For years the Kenyan athletes have been dominating the athletics world and after spending a month out there – it is easy to see why.
The whole culture is such a huge difference to back home. Running is normal. Back in Dundee, Scotland… running is not normal. You have to persuade people out on a run by claiming they can have a McDonald’s after it or that they can have a big weekend but not feel guilty about it – yet these little kids think running is a completely normal thing to do.
Out on my runs, there were loads of little kids jogging along beside us – no older than 5 years old, no shoes – yet these little kids are strolling! Every single run I did there were always kids joining in, asking my name, what country I came from – a really unique experience.
I would literally have to throw my little brothers Xbox out the window to watch him run outside 2metres to collect it – yet these BABIES were out casually jogging alongside me.
The track in Iten is a completely open dirt track yet it has produced several World and Olympic Champions over the years. Another difference to back home, we moan and complain about facilities and yet these guys have the worst of the worst, yet the talent they produce is far superior.

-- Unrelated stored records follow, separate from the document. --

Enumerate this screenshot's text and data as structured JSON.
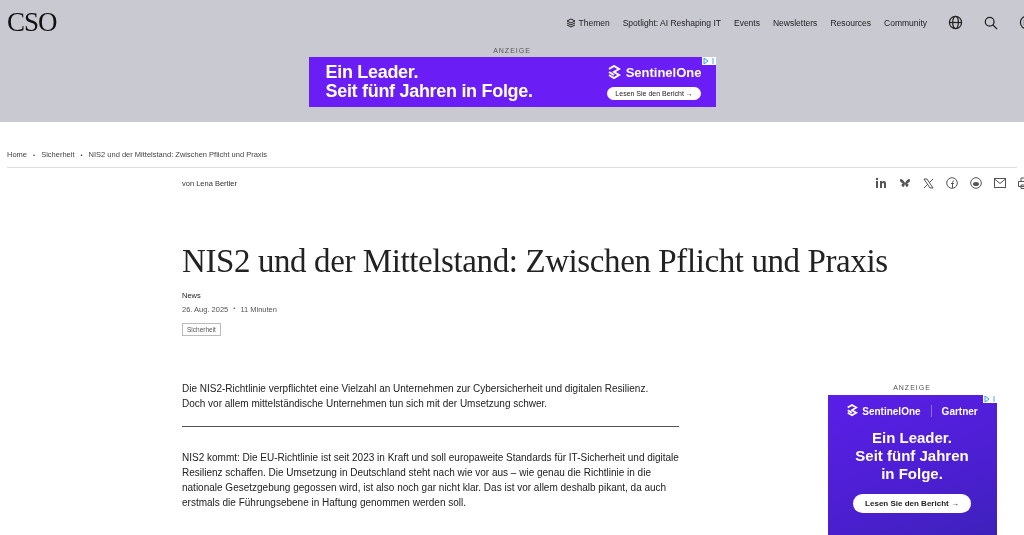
{
  "header": {
    "logo": "CSO",
    "nav": [
      {
        "label": "Themen",
        "kind": "topics"
      },
      {
        "label": "Spotlight: AI Reshaping IT",
        "kind": "link"
      },
      {
        "label": "Events",
        "kind": "link"
      },
      {
        "label": "Newsletters",
        "kind": "link"
      },
      {
        "label": "Resources",
        "kind": "link"
      },
      {
        "label": "Community",
        "kind": "link"
      }
    ]
  },
  "top_ad": {
    "label": "ANZEIGE",
    "headline": [
      "Ein Leader.",
      "Seit fünf Jahren in Folge."
    ],
    "brand": "SentinelOne",
    "cta": "Lesen Sie den Bericht",
    "cta_arrow": "→"
  },
  "breadcrumb": [
    "Home",
    "Sicherheit",
    "NIS2 und der Mittelstand: Zwischen Pflicht und Praxis"
  ],
  "breadcrumb_separator": "•",
  "author": "von Lena Bertler",
  "article": {
    "title": "NIS2 und der Mittelstand: Zwischen Pflicht und Praxis",
    "category": "News",
    "date": "26. Aug. 2025",
    "read_time": "11 Minuten",
    "tag": "Sicherheit",
    "lead": "Die NIS2-Richtlinie verpflichtet eine Vielzahl an Unternehmen zur Cybersicherheit und digitalen Resilienz. Doch vor allem mittelständische Unternehmen tun sich mit der Umsetzung schwer.",
    "body": "NIS2 kommt: Die EU-Richtlinie ist seit 2023 in Kraft und soll europaweite Standards für IT-Sicherheit und digitale Resilienz schaffen. Die Umsetzung in Deutschland steht nach wie vor aus – wie genau die Richtlinie in die nationale Gesetzgebung gegossen wird, ist also noch gar nicht klar. Das ist vor allem deshalb pikant, da auch erstmals die Führungsebene in Haftung genommen werden soll."
  },
  "side_ad": {
    "label": "ANZEIGE",
    "brand": "SentinelOne",
    "partner": "Gartner",
    "headline": [
      "Ein Leader.",
      "Seit fünf Jahren",
      "in Folge."
    ],
    "cta": "Lesen Sie den Bericht",
    "cta_arrow": "→"
  }
}
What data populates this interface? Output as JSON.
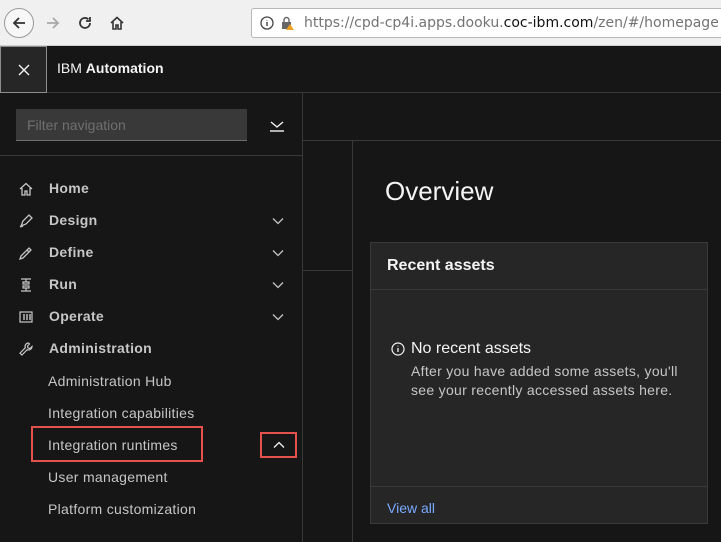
{
  "browser": {
    "url_prefix": "https://cpd-cp4i.apps.dooku.",
    "url_domain": "coc-ibm.com",
    "url_suffix": "/zen/#/homepage"
  },
  "header": {
    "brand_prefix": "IBM",
    "brand_name": "Automation"
  },
  "sidenav": {
    "filter_placeholder": "Filter navigation",
    "items": [
      {
        "label": "Home",
        "icon": "home-icon",
        "expandable": false
      },
      {
        "label": "Design",
        "icon": "design-icon",
        "expandable": true,
        "expanded": false
      },
      {
        "label": "Define",
        "icon": "define-icon",
        "expandable": true,
        "expanded": false
      },
      {
        "label": "Run",
        "icon": "run-icon",
        "expandable": true,
        "expanded": false
      },
      {
        "label": "Operate",
        "icon": "operate-icon",
        "expandable": true,
        "expanded": false
      },
      {
        "label": "Administration",
        "icon": "wrench-icon",
        "expandable": true,
        "expanded": true
      }
    ],
    "admin_subitems": [
      "Administration Hub",
      "Integration capabilities",
      "Integration runtimes",
      "User management",
      "Platform customization"
    ],
    "highlighted_subitem": "Integration runtimes"
  },
  "main": {
    "title": "Overview",
    "recent_assets": {
      "title": "Recent assets",
      "empty_title": "No recent assets",
      "empty_description": "After you have added some assets, you'll see your recently accessed assets here.",
      "view_all": "View all"
    }
  },
  "colors": {
    "background": "#161616",
    "panel": "#262626",
    "border": "#393939",
    "link": "#78a9ff",
    "annotation": "#e5514c"
  }
}
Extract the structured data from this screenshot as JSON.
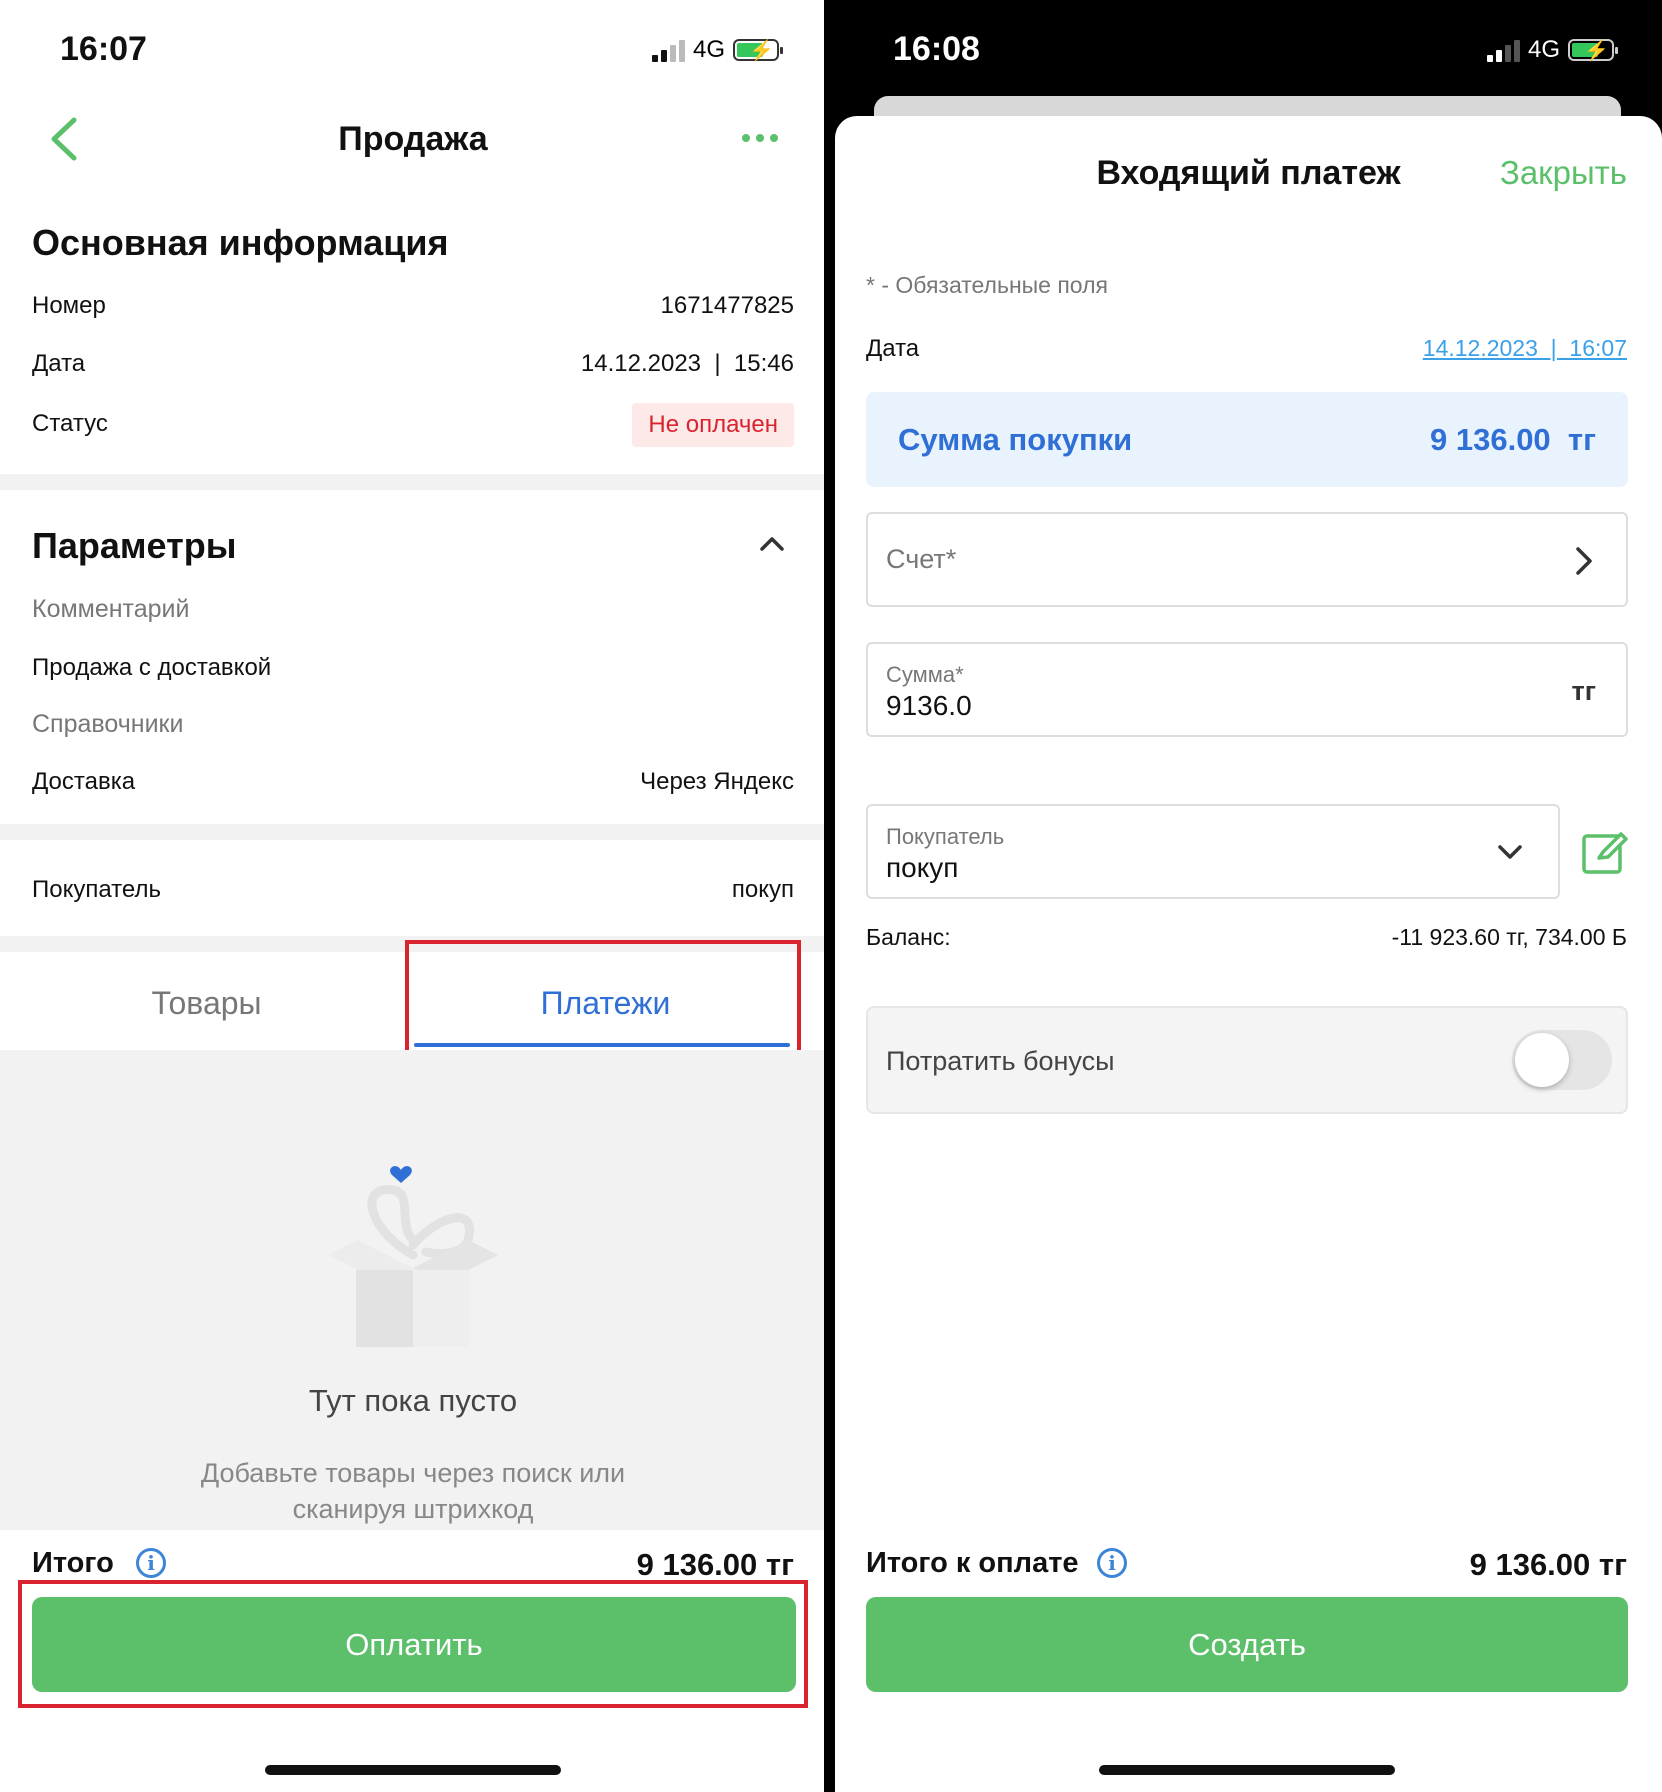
{
  "left": {
    "status_time": "16:07",
    "network": "4G",
    "title": "Продажа",
    "basic_section_title": "Основная информация",
    "rows": [
      {
        "label": "Номер",
        "value": "1671477825"
      },
      {
        "label": "Дата",
        "value": "14.12.2023  |  15:46"
      },
      {
        "label": "Статус",
        "value": "Не оплачен"
      }
    ],
    "params_title": "Параметры",
    "comment_label": "Комментарий",
    "comment_value": "Продажа с доставкой",
    "refs_label": "Справочники",
    "delivery_label": "Доставка",
    "delivery_value": "Через Яндекс",
    "buyer_label": "Покупатель",
    "buyer_value": "покуп",
    "tabs": [
      {
        "label": "Товары"
      },
      {
        "label": "Платежи"
      }
    ],
    "empty_title": "Тут пока пусто",
    "empty_subtitle_1": "Добавьте товары через поиск или",
    "empty_subtitle_2": "сканируя штрихкод",
    "total_label": "Итого",
    "total_value": "9 136.00 тг",
    "pay_button": "Оплатить"
  },
  "right": {
    "status_time": "16:08",
    "network": "4G",
    "title": "Входящий платеж",
    "close_label": "Закрыть",
    "required_note": "* - Обязательные поля",
    "date_label": "Дата",
    "date_value": "14.12.2023  |  16:07",
    "purchase_label": "Сумма покупки",
    "purchase_value": "9 136.00  тг",
    "account_placeholder": "Счет*",
    "sum_label": "Сумма*",
    "sum_value": "9136.0",
    "sum_currency": "тг",
    "buyer_label": "Покупатель",
    "buyer_value": "покуп",
    "balance_label": "Баланс:",
    "balance_value": "-11 923.60 тг, 734.00 Б",
    "bonus_label": "Потратить бонусы",
    "bonus_enabled": false,
    "total_label": "Итого к оплате",
    "total_value": "9 136.00 тг",
    "create_button": "Создать"
  },
  "colors": {
    "accent_green": "#5cbf6a",
    "accent_blue": "#2f6fd6",
    "status_red": "#d9232e"
  }
}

Early on a Tuesday morning the dirt track was completely invaded with hundreds of kenyans all doing sessions – and when I say hundreds that is no exaggeration. In one separate training group, doing 20 x 1km reps, we counted 58 kenyan athletes. 58!!! You would be lucky to find 5 people willing to run around Dundee’s athletics track on a Tuesday morning – one of them,maybe, being me.
Kenya really has changed my outlook and reinforced that athletics is no longer just a hobby for me – it needs to become a lifestyle if I want to make any serious improvements. Fewer distractions, fewer worries – to try and live a simpler life – the Kenyan Way!
I’d encourage any of you to give it a try too. It all starts with small, simple steps towards getting out there and doing it.